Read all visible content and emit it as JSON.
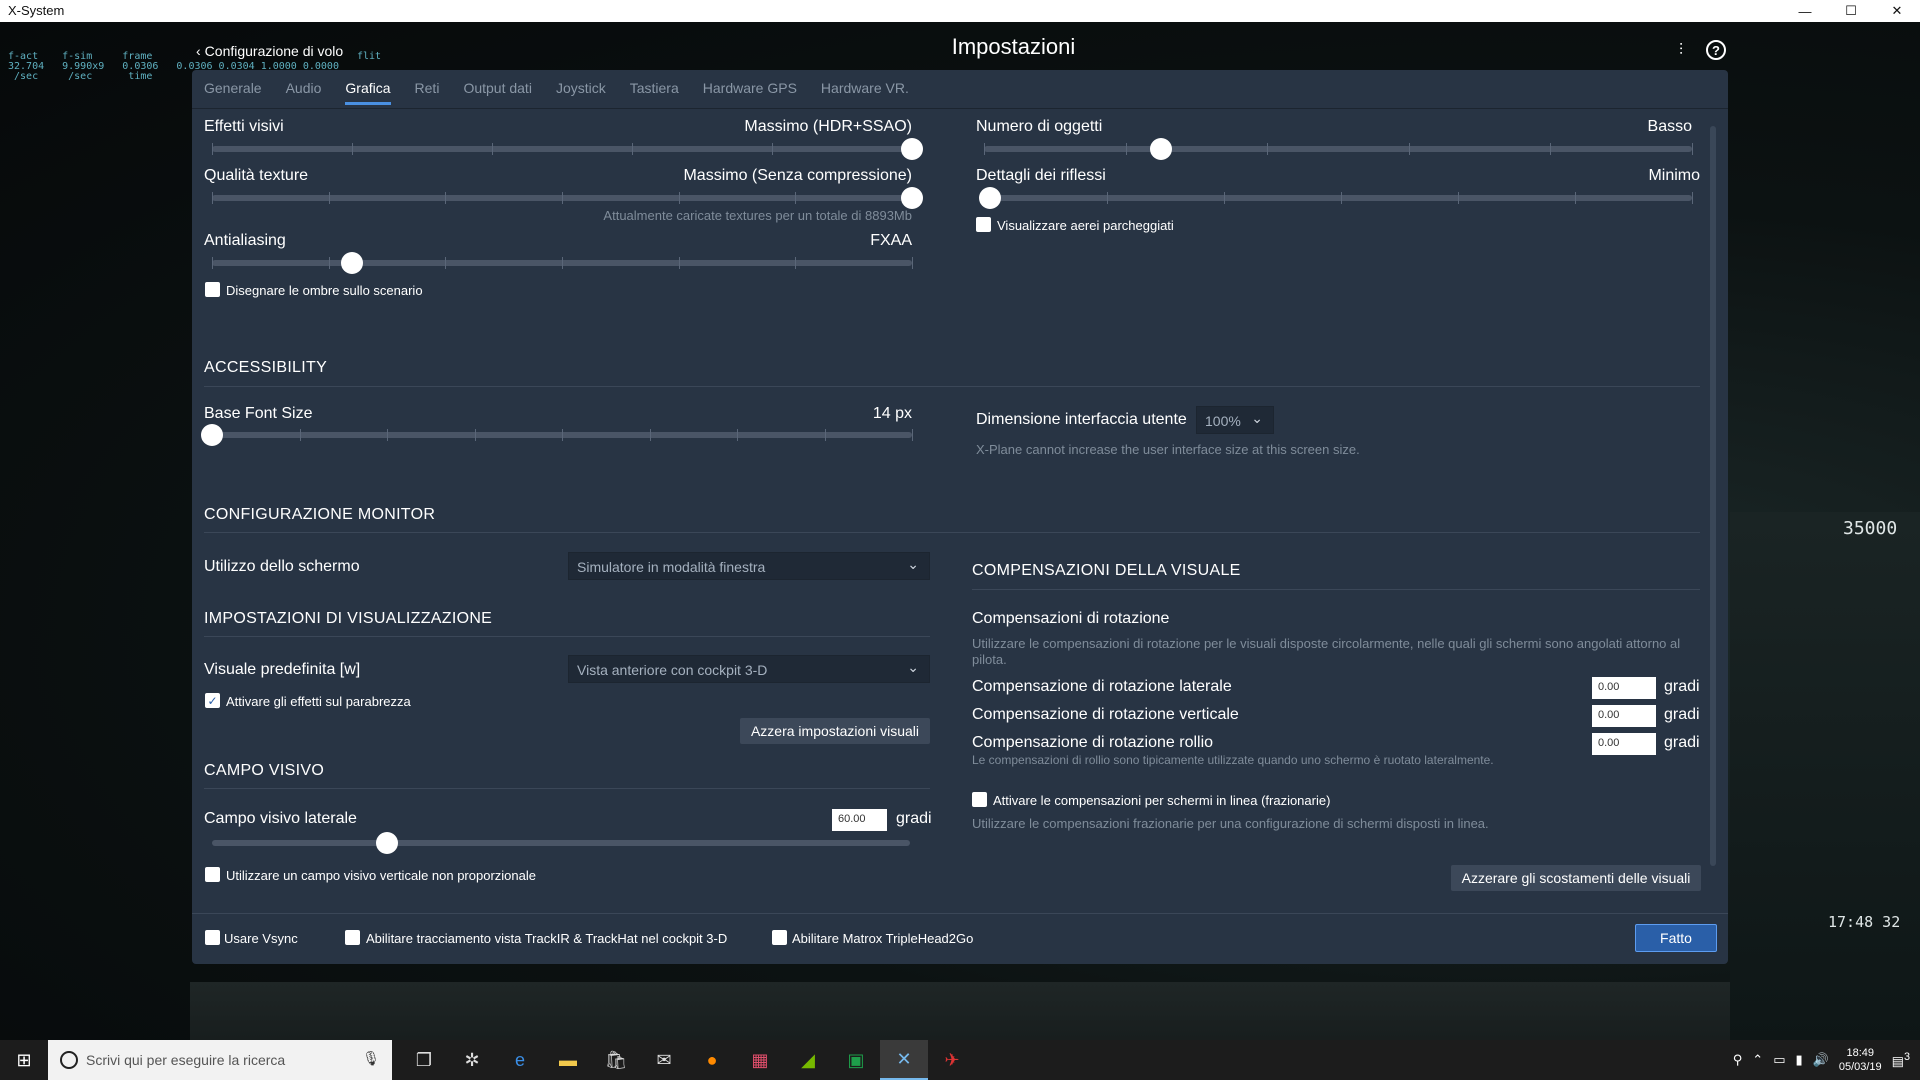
{
  "window": {
    "title": "X-System",
    "minimize": "—",
    "maximize": "☐",
    "close": "✕"
  },
  "stats": {
    "col1": "f-act\n32.704\n /sec",
    "col2": "f-sim\n9.990x9\n /sec",
    "col3": "frame\n0.0306\n time",
    "col4": "\n0.0306 0.0304 1.0000 0.0000",
    "col5": "flit\n"
  },
  "sim": {
    "altitude": "35000",
    "clock": "17:48 32"
  },
  "header": {
    "back_label": "Configurazione di volo",
    "title": "Impostazioni",
    "sliders_icon": "sliders-icon",
    "help_icon": "help-icon"
  },
  "tabs": [
    "Generale",
    "Audio",
    "Grafica",
    "Reti",
    "Output dati",
    "Joystick",
    "Tastiera",
    "Hardware GPS",
    "Hardware VR."
  ],
  "active_tab": "Grafica",
  "graphics": {
    "visual_effects": {
      "label": "Effetti visivi",
      "value": "Massimo (HDR+SSAO)",
      "level": 1.0,
      "ticks": 5
    },
    "texture_quality": {
      "label": "Qualità texture",
      "value": "Massimo (Senza compressione)",
      "level": 1.0,
      "ticks": 6,
      "note": "Attualmente caricate textures per un totale di 8893Mb"
    },
    "antialiasing": {
      "label": "Antialiasing",
      "value": "FXAA",
      "level": 0.2,
      "ticks": 6
    },
    "shadows": {
      "label": "Disegnare le ombre sullo scenario",
      "checked": false
    },
    "object_count": {
      "label": "Numero di oggetti",
      "value": "Basso",
      "level": 0.25,
      "ticks": 5
    },
    "reflection_detail": {
      "label": "Dettagli dei riflessi",
      "value": "Minimo",
      "level": 0.0,
      "ticks": 6
    },
    "parked_aircraft": {
      "label": "Visualizzare aerei parcheggiati",
      "checked": false
    }
  },
  "accessibility": {
    "title": "ACCESSIBILITY",
    "font_size": {
      "label": "Base Font Size",
      "value": "14 px",
      "level": 0.0,
      "ticks": 8
    },
    "ui_size": {
      "label": "Dimensione interfaccia utente",
      "value": "100%",
      "note": "X-Plane cannot increase the user interface size at this screen size."
    }
  },
  "monitor": {
    "title": "CONFIGURAZIONE MONITOR",
    "screen_usage": {
      "label": "Utilizzo dello schermo",
      "value": "Simulatore in modalità finestra"
    }
  },
  "display": {
    "title": "IMPOSTAZIONI DI VISUALIZZAZIONE",
    "default_view": {
      "label": "Visuale predefinita [w]",
      "value": "Vista anteriore con cockpit 3-D"
    },
    "windshield": {
      "label": "Attivare gli effetti sul parabrezza",
      "checked": true
    },
    "reset_button": "Azzera impostazioni visuali"
  },
  "fov": {
    "title": "CAMPO VISIVO",
    "lateral": {
      "label": "Campo visivo laterale",
      "value": "60.00",
      "unit": "gradi",
      "level": 0.25
    },
    "non_proportional": {
      "label": "Utilizzare un campo visivo verticale non proporzionale",
      "checked": false
    }
  },
  "offsets": {
    "title": "COMPENSAZIONI DELLA VISUALE",
    "rotation_title": "Compensazioni di rotazione",
    "rotation_desc": "Utilizzare le compensazioni di rotazione per le visuali disposte circolarmente, nelle quali gli schermi sono angolati attorno al pilota.",
    "lateral": {
      "label": "Compensazione di rotazione laterale",
      "value": "0.00",
      "unit": "gradi"
    },
    "vertical": {
      "label": "Compensazione di rotazione verticale",
      "value": "0.00",
      "unit": "gradi"
    },
    "roll": {
      "label": "Compensazione di rotazione rollio",
      "value": "0.00",
      "unit": "gradi"
    },
    "roll_note": "Le compensazioni di rollio sono tipicamente utilizzate quando uno schermo è ruotato lateralmente.",
    "inline": {
      "label": "Attivare le compensazioni per schermi in linea (frazionarie)",
      "checked": false
    },
    "inline_desc": "Utilizzare le compensazioni frazionarie per una configurazione di schermi disposti in linea.",
    "reset_button": "Azzerare gli scostamenti delle visuali"
  },
  "footer": {
    "vsync": {
      "label": "Usare Vsync",
      "checked": false
    },
    "trackir": {
      "label": "Abilitare tracciamento vista TrackIR & TrackHat nel cockpit 3-D",
      "checked": false
    },
    "matrox": {
      "label": "Abilitare Matrox TripleHead2Go",
      "checked": false
    },
    "done_button": "Fatto"
  },
  "taskbar": {
    "search_placeholder": "Scrivi qui per eseguire la ricerca",
    "time": "18:49",
    "date": "05/03/19",
    "notifications": "3"
  },
  "colors": {
    "accent": "#4a90e2",
    "panel": "#283444",
    "button_primary": "#2a5fa8"
  }
}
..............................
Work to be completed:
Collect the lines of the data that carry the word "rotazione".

Answer to this problem:
    "rotation_title": "Compensazioni di rotazione",
    "rotation_desc": "Utilizzare le compensazioni di rotazione per le visuali disposte circolarmente, nelle quali gli schermi sono angolati attorno al pilota.",
      "label": "Compensazione di rotazione laterale",
      "label": "Compensazione di rotazione verticale",
      "label": "Compensazione di rotazione rollio",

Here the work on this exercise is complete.